# THE TASK:
Look for the word "sample" in the records, and copy each line where it appears.

# INPUT:
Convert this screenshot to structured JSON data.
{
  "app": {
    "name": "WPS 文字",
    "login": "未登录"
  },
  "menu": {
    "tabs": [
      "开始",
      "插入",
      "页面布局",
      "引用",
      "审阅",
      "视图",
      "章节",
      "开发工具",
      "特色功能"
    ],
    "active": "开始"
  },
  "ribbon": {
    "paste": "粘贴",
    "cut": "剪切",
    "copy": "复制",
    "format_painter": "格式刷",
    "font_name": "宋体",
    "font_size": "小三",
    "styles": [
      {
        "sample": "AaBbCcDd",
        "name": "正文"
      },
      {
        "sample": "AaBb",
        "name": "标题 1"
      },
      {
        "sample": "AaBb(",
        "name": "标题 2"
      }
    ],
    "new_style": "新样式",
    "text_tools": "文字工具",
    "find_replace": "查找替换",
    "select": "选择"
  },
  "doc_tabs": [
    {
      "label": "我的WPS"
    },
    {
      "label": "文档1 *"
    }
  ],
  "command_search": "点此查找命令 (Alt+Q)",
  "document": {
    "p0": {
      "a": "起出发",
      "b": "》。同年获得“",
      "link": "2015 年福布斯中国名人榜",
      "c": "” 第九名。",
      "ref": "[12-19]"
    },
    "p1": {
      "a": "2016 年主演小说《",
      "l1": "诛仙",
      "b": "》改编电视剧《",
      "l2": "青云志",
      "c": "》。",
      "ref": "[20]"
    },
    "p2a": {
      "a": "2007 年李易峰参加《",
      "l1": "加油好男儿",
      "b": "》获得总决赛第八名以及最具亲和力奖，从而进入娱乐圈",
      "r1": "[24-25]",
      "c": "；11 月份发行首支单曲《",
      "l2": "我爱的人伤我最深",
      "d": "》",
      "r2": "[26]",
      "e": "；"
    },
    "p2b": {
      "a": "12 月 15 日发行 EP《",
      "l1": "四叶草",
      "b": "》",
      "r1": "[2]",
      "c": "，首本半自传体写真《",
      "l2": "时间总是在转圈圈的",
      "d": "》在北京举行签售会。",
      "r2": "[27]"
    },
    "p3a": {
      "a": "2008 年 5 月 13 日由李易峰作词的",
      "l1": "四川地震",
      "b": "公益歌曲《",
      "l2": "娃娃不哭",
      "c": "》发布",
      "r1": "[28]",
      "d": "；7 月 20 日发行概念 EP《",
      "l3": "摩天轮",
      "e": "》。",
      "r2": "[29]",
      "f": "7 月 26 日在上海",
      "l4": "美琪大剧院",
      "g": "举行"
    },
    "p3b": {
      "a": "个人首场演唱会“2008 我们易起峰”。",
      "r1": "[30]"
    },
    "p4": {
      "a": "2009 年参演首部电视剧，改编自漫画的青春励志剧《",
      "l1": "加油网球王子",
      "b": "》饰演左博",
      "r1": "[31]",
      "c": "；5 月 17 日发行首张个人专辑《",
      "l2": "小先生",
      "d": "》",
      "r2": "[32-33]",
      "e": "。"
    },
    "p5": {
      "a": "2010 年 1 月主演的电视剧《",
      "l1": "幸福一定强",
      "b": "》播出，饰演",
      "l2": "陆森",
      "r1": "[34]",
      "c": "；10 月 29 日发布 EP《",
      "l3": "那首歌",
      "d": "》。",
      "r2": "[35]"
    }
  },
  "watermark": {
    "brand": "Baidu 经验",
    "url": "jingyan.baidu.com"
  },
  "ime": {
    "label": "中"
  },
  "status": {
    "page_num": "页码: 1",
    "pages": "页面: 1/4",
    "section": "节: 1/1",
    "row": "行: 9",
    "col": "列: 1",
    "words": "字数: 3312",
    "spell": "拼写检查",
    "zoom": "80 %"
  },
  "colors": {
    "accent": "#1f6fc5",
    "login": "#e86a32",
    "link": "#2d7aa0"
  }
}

# EXERCISE ANSWER:
        "sample": "AaBbCcDd",
        "sample": "AaBb",
        "sample": "AaBb(",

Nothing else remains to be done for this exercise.